The origin and evolution of Dartmoor Vlei in the KwaZulu-Natal Midlands, South Africa.
Dartmoor Vlei is a 42ha un-channelled valley-bottom wetland system located in the headwaters of the Myamvubu River in the KwaZulu-Natal Midlands, South Africa. The wetland and its catchment are entirely underlain by a large dolerite sill that forms the Karkloof escarpment and plateau and the wetland terminates against a dolerite dyke ridge that has intruded into the sill. Wetlands on the Highveld and KwaZulu-Natal Midlands are thought to arise due to the lateral erosion of valleys upstream of resistant lithologies that impede vertical erosion. This is typical of valleys where Karoo sediments occur upstream of resistant dolerite dykes.
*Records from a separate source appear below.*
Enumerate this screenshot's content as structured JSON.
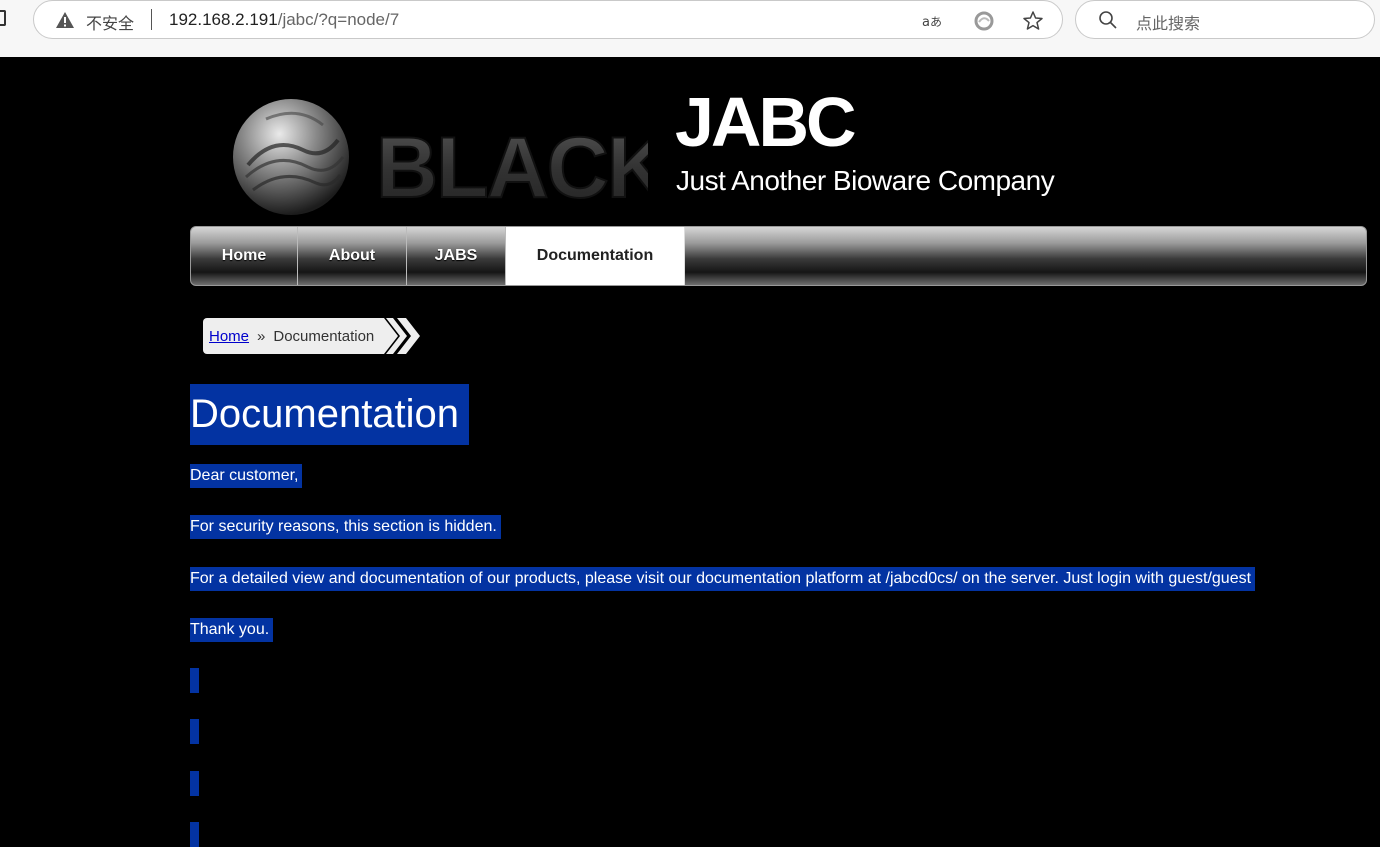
{
  "browser": {
    "security_label": "不安全",
    "url_host": "192.168.2.191",
    "url_path": "/jabc/?q=node/7",
    "search_placeholder": "点此搜索"
  },
  "header": {
    "site_name": "JABC",
    "site_slogan": "Just Another Bioware Company",
    "logo_text": "BLACK"
  },
  "nav": {
    "items": [
      {
        "label": "Home",
        "active": false
      },
      {
        "label": "About",
        "active": false
      },
      {
        "label": "JABS",
        "active": false
      },
      {
        "label": "Documentation",
        "active": true
      }
    ]
  },
  "breadcrumb": {
    "home": "Home",
    "separator": "»",
    "current": "Documentation"
  },
  "content": {
    "title": "Documentation",
    "paragraphs": [
      "Dear customer,",
      "For security reasons, this section is hidden.",
      "For a detailed view and documentation of our products, please visit our documentation platform at /jabcd0cs/ on the server. Just login with guest/guest",
      "Thank you."
    ]
  },
  "colors": {
    "selection": "#0333a2",
    "page_background": "#000000",
    "link": "#0000cc"
  }
}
Such valley widening by lateral planing is typically associated with actively migrating meanders. As a result, wetlands found upstream of dolerite intrusions are generally located on floodplains characterised by actively migrating meanders, extensive backswamps, ox bow lakes, alluvial ridges and clastic alluvial fill. However, in contrast to these floodplain wetlands, Dartmoor Vlei has evolved into an unchannelled valley-bottom wetland characterised by diffuse flow conditions, minimal channelled flow, extensive peat deposits and a general lack of floodplain features. Coring within the wetland has established that the sedimentary fill of the wetland generally comprises upward fining sequences of sediment characterised by sands and gravels near the valley floor that grade into fine organic-rich silt sediments and peat at the surface. These findings confirmed that the wetland has evolved from a floodplain wetland characterised by laterally migrating meanders to a valley-bottom wetland characterised by discontinuous streams and peat accumulation. Coring also established that the wetland is predominantly underlain by residual saprolite that extends to depths in excess of 7m. The occurrence of a large discontinuity between the residual saprolite and fresh dolerite surfaces underlying the toe of the wetland indicated that the residual saprolite surface has sagged relative to the fresh dolerite and dolerite dyke at the toe of the wetland over time. Chemical and mineralogical analyses of fresh dolerite and residual clay within the valley confirmed that the chemical transformation of the dolerite bedrock into residual clay has resulted in both volume and thickness losses in the weathered dolerite sill mass. This has in turn resulted in the sagging of the valley floor and the wetland surface over time. These findings provide an explanation for the extremely low energy conditions of Dartmoor Vlei and explain why the wetland did not evolve in the same fashion as other wetlands in a similar geological and geomorphological setting. The extensive chemical weathering of the dolerite sill underlying the wetland has been attributed to the extremely long-time period that the soils within the wetland have been saturated. The long-term saturation of soils within Dartmoor Vlei has been facilitated by the formation and preservation of the African Erosion Surface on which Dartmoor Vlei is located.